Cassee, F. R., E. C. van Balen, C. Singh, D. Green, H. Muijser, J. P. WEINSTEIN, AND K. L. DREHER. Exposure and Health Effects Review of Engineered Nanoscale Cerium and Cerium Dioxide Associated with its Use as a Fuel Additive - NOW IN PRINT IN THE JOURNAL. CRITICAL REVIEWS IN TOXICOLOGY. CRC Press LLC, Boca Raton, FL, 41(3):213-29, (2011).
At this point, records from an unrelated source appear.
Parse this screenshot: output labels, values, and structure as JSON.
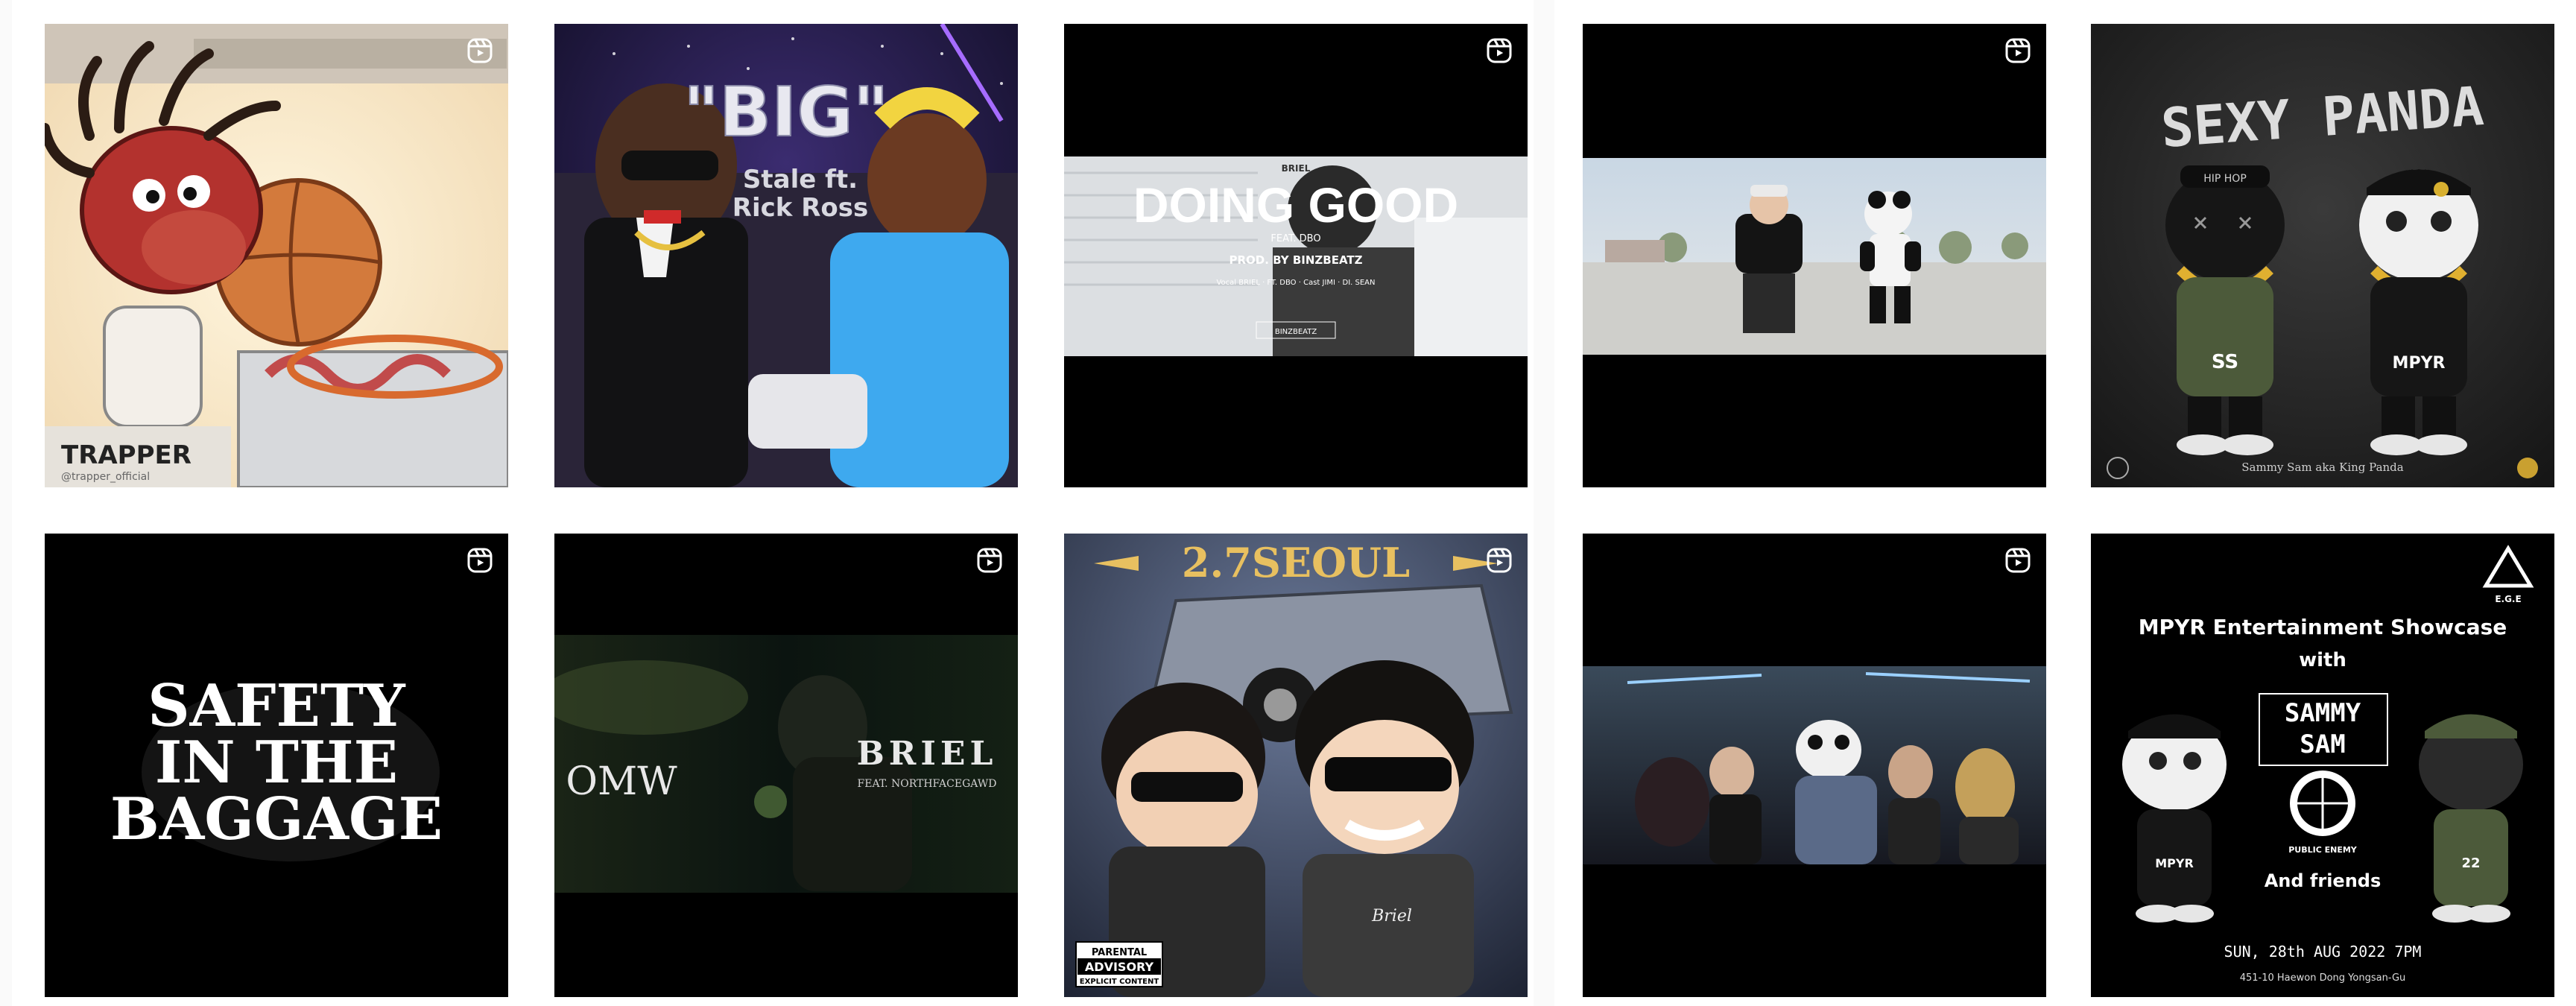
{
  "grid": {
    "icon": "reels-icon",
    "tiles": [
      {
        "id": "trapper",
        "scene": "cartoon-basketball-character",
        "texts": {
          "brand": "TRAPPER",
          "handle": "@trapper_official"
        }
      },
      {
        "id": "big",
        "scene": "3d-avatars-in-car",
        "texts": {
          "title": "\"BIG\"",
          "sub1": "Stale ft.",
          "sub2": "Rick Ross"
        }
      },
      {
        "id": "doing-good",
        "scene": "letterboxed-video-frame",
        "texts": {
          "artist": "BRIEL",
          "title": "DOING GOOD",
          "feat": "FEAT. DBO",
          "prod": "PROD. BY BINZBEATZ",
          "credits": "Vocal BRIEL · FT. DBO · Cast JIMI · DI. SEAN",
          "logo": "BINZBEATZ"
        }
      },
      {
        "id": "panda-video",
        "scene": "man-and-panda-outdoor-video",
        "texts": {}
      },
      {
        "id": "sexy-panda",
        "scene": "panda-toy-figures-poster",
        "texts": {
          "title": "SEXY PANDA",
          "footer": "Sammy Sam aka King Panda",
          "tag_left": "SS",
          "tag_right": "MPYR",
          "cap_left": "HIP HOP"
        }
      },
      {
        "id": "safety",
        "scene": "black-title-card",
        "texts": {
          "line1": "SAFETY",
          "line2": "IN THE",
          "line3": "BAGGAGE"
        }
      },
      {
        "id": "omw",
        "scene": "dark-green-video-frame",
        "texts": {
          "title": "OMW",
          "artist": "BRIEL",
          "feat": "FEAT. NORTHFACEGAWD"
        }
      },
      {
        "id": "27seoul",
        "scene": "3d-characters-with-truck",
        "texts": {
          "title": "2.7SEOUL",
          "advisory1": "PARENTAL",
          "advisory2": "ADVISORY",
          "advisory3": "EXPLICIT CONTENT",
          "jacket": "Briel"
        }
      },
      {
        "id": "club-video",
        "scene": "club-scene-video-frame",
        "texts": {}
      },
      {
        "id": "showcase",
        "scene": "event-flyer",
        "texts": {
          "logo": "E.G.E",
          "headline": "MPYR Entertainment Showcase",
          "with": "with",
          "name1": "SAMMY",
          "name2": "SAM",
          "public_enemy": "PUBLIC ENEMY",
          "friends": "And friends",
          "date": "SUN, 28th AUG 2022 7PM",
          "address": "451-10 Haewon Dong Yongsan-Gu",
          "fig_left": "MPYR",
          "fig_right": "22"
        }
      }
    ]
  },
  "colors": {
    "page_bg": "#fafafa",
    "panel_bg": "#ffffff",
    "icon": "#ffffff"
  }
}
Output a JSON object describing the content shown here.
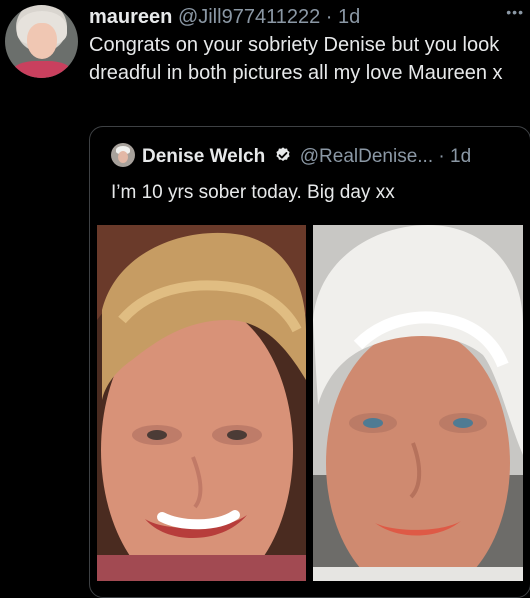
{
  "tweet": {
    "display_name": "maureen",
    "handle": "@Jill977411222",
    "separator": "·",
    "time": "1d",
    "more_icon": "more-horizontal-icon",
    "text": "Congrats on your sobriety Denise but you look dreadful in both pictures all my love Maureen x"
  },
  "quote": {
    "display_name": "Denise Welch",
    "verified_icon": "verified-badge-icon",
    "handle": "@RealDenise...",
    "separator": "·",
    "time": "1d",
    "text": "I’m 10 yrs sober today. Big day xx",
    "photos": [
      "before-photo",
      "after-photo"
    ]
  },
  "colors": {
    "background": "#000000",
    "text": "#e7e9ea",
    "secondary_text": "#8b98a5",
    "verified": "#e7e9ea",
    "quote_border": "#3e4144"
  }
}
Advances of nanoscale science have produced nanomaterials with unique physical and chemical properties at commercial levels that are now incorporated into over 1000 products. Nanoscale cerium (di) oxide (Ce02) has recently gained a wide range of applications which includes coatings, electronics, biomedical, energy and fuel additives. Many applications of engineered Ce02 nanoparticles are dispersive in nature increasing the risk of exposure and interactions with a variety of environmental media with unknown health, safety and environmental implications. As evident from a risk assessment perspective, the health effects of Ce02 nanoparticles are not only dependent on their intrinsic toxicity but also on the level of exposure to these novel materials. Although this may seem logical, numerous studies have assessed the health effects of nanoparticles without this simple but critical risk assessment perspective. This review extends previous exposure and toxicological assessments for Ce02 particles by summarizing the current state of micro and nano-scale cerium exposure and health risks derived from epidemiology, air quality monitoring, fuel combustion and toxicological studies to serve as a contemporary comprehensive and integrated toxicological assessment. Based on the new information presented in this review there is an ongoing exposure of a large population to new diesel emissions generated using fuel additives containing Ce02 nanoparticles for which the environmental (air quality and climate change) and public health impacts of this new technology are not known. Therefore, there is an absolutely critical need for integrated exposure and toxicological studies in order to accurately assess the environmental, ecological and health implications of nanotechnology enabled diesel fuel additives with existing as well as new engine designs and fuel formulations. The preparation of this report was funded in part by the Ministry of Housing, Spatial Planning and Environment, The Hague, The Netherlands and also in part by PROSPEcT, which is a public-private partnership between the Department for Environment, Food and Rural Affairs, the Engineering and Physical Sciences Research Council, the Technology Strategy Board and the Nanotechnology Industries Association and its members. The contents of this review reflect solely the view of the authors. The research described in this article has been reviewed by the National Health and Environmental Effects Research Laboratory, U.S. Environmental Protection Agency, and approved for publication. Approval does not signify that the contents necessarily reflect the views and policies of the Agency, nor does the mention of trade names or commercial products constitute endorsement or recommendation for use.
Paper describes the current state of science on both micro and 1 Major Agency Scientific or Technical Work Product nanoscale Ce02 toxicity as well as the characterization of diesel fuel 2 Important, Highly Visible Scientific additives containing nanoCe/Ce02 and their emissions.
Record Details:Record Type: DOCUMENT (JOURNAL/PEER REVIEWED JOURNAL)
Organization:U.S. ENVIRONMENTAL PROTECTION AGENCY
OFFICE OF RESEARCH AND DEVELOPMENT
NATIONAL HEALTH AND ENVIRONMENTAL EFFECTS RESEARCH LAB
ENVIRONMENTAL PUBLIC HEALTH DIVISION
CARDIOPULMONARY AND IMMUNOTOXICOLOGY BRANCH